Output exactly the lines from the one with "Decode this image" to the close of the records below, first and last included.

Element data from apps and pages

-=-=-=-=-

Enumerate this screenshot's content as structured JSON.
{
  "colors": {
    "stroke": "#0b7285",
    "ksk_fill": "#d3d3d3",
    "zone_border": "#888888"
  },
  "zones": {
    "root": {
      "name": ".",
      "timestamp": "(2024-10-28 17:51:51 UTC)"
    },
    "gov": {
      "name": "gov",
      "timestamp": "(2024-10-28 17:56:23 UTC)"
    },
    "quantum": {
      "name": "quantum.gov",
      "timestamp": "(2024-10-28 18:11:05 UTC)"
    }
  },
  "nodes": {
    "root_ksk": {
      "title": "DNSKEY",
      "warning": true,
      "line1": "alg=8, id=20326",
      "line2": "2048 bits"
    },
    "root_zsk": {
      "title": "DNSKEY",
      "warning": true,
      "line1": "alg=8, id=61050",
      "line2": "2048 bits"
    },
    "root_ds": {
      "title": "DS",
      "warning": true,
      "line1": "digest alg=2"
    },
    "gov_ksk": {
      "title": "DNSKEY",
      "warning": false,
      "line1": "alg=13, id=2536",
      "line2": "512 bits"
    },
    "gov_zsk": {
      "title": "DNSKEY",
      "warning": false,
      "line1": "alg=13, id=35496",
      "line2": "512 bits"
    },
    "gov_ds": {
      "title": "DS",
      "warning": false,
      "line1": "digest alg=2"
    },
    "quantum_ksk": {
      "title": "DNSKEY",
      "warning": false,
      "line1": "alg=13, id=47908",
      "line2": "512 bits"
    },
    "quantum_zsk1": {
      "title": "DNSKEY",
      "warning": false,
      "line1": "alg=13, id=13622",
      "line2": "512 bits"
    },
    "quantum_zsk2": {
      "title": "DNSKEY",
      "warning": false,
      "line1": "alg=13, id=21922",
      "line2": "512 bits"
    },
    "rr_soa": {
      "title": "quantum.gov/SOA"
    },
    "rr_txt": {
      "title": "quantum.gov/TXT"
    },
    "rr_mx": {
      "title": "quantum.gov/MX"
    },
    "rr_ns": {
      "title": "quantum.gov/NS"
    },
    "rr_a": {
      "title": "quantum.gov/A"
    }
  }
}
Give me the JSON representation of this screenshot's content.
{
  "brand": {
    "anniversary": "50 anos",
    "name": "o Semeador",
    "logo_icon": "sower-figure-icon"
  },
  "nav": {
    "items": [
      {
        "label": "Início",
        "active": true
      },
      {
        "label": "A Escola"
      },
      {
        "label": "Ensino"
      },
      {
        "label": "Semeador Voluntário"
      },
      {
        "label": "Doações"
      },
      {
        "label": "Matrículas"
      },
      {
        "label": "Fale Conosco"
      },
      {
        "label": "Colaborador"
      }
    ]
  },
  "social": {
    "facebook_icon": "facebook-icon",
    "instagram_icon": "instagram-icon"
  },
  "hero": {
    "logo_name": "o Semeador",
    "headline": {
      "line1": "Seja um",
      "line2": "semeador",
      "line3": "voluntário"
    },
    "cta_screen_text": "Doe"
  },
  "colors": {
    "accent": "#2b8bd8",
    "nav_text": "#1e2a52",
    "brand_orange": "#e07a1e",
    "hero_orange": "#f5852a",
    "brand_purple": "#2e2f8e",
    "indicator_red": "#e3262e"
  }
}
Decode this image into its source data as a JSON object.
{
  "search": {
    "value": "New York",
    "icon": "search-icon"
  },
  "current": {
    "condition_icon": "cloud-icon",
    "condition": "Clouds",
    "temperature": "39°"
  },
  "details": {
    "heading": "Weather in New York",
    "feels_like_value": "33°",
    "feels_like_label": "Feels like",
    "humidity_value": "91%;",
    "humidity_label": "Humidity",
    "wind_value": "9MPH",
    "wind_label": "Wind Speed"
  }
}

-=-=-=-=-

> **Answer box**
Decode this image into its source data as a JSON object.
{
  "search": {
    "value": "New York",
    "icon": "search-icon"
  },
  "current": {
    "condition_icon": "cloud-icon",
    "condition": "Clouds",
    "temperature": "39°"
  },
  "details": {
    "heading": "Weather in New York",
    "feels_like_value": "33°",
    "feels_like_label": "Feels like",
    "humidity_value": "91%;",
    "humidity_label": "Humidity",
    "wind_value": "9MPH",
    "wind_label": "Wind Speed"
  }
}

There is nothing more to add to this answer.